> **EXERCISE DETAILS**
Every line below should be set down exactly as it appears.

[Opening EXERCISE MATERIAL section]

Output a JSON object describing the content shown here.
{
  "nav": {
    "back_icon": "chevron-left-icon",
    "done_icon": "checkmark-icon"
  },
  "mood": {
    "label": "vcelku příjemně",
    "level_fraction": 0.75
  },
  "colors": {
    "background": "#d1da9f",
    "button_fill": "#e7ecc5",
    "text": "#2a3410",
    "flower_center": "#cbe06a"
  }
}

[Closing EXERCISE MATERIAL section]

> **SOLUTION TO THIS EXERCISE**
Output a JSON object describing the content shown here.
{
  "nav": {
    "back_icon": "chevron-left-icon",
    "done_icon": "checkmark-icon"
  },
  "mood": {
    "label": "vcelku příjemně",
    "level_fraction": 0.75
  },
  "colors": {
    "background": "#d1da9f",
    "button_fill": "#e7ecc5",
    "text": "#2a3410",
    "flower_center": "#cbe06a"
  }
}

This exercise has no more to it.